The boundaries between products typically purchased by women and men are crumbling, according to one online retailer’s statistics reported Tuesday.
The phenomenon is a reflection of changing attitudes toward gender-assigned roles, experts said.
A growing number of men are buying items such as vacuum cleaners, traditionally seen as household goods purchased by women, according to 11st, a local report said.
From January to March, some 45 percent of those who purchased robot vacuum cleaners on 11st were men in their 30s, while only 35 percent of buyers were women in their 40s, according to the report.
Men in their 30s also accounted for the highest percentage of consumers who purchased mini washing machines on 11st in the same period, at 25 percent.
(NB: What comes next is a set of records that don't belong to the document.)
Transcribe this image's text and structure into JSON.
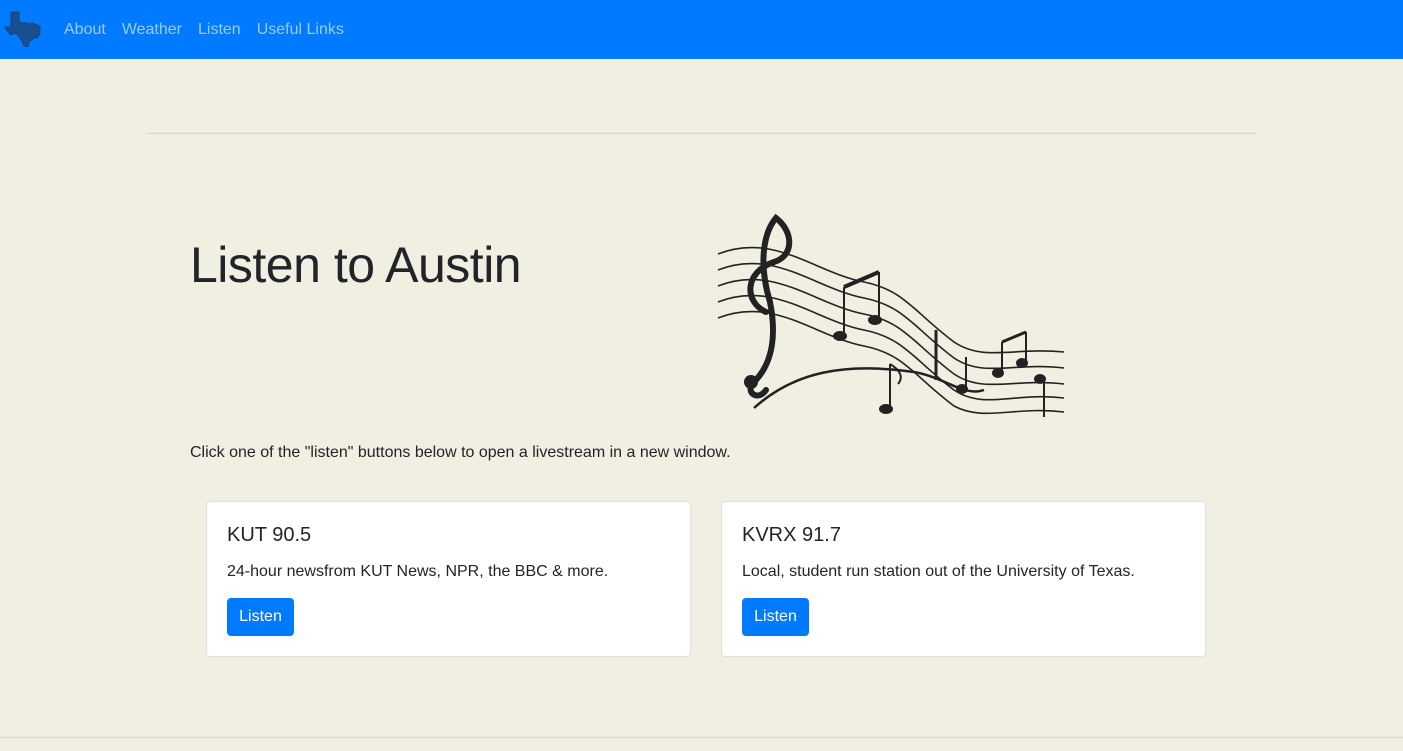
{
  "navbar": {
    "brand_icon": "texas-state-icon",
    "links": [
      {
        "label": "About"
      },
      {
        "label": "Weather"
      },
      {
        "label": "Listen"
      },
      {
        "label": "Useful Links"
      }
    ],
    "background": "#007bff"
  },
  "main": {
    "title": "Listen to Austin",
    "image": "music-staff-notes-illustration",
    "intro": "Click one of the \"listen\" buttons below to open a livestream in a new window."
  },
  "stations": [
    {
      "name": "KUT 90.5",
      "description": "24-hour newsfrom KUT News, NPR, the BBC & more.",
      "button_label": "Listen"
    },
    {
      "name": "KVRX 91.7",
      "description": "Local, student run station out of the University of Texas.",
      "button_label": "Listen"
    }
  ],
  "colors": {
    "page_background": "#f1eee2",
    "accent": "#007bff"
  }
}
Meanwhile, women in their 30s constituted the largest group to purchase action figures and other toy models, making up 33 percent of buyers over the past two months on 11st. Women in their 30s were also the top group for remote-control toys, constituting 27 percent of sales.
The change in consumption pattern is an indication of shifting social norms, said Park Wan-kyu, an economics professor at Chung-Ang University.
As more and more people tend to get married later in life or not at all, there is an increase in men in their 30s living alone, he said. “There is thus demand among this population for convenient household appliances for their single-person homes,” said Park.
There was also a greater increase in sales of men’s cosmetics products than women’s makeup from January to February at online retailer Gmarket, according to reports.
While there was a 50 percent increase in the number of men who purchased luxury cosmetics items compared to the same period last year, there was only a 42 percent increase in the sales of women’s luxury cosmetics.
By Rumy Doo (firstname.lastname@example.org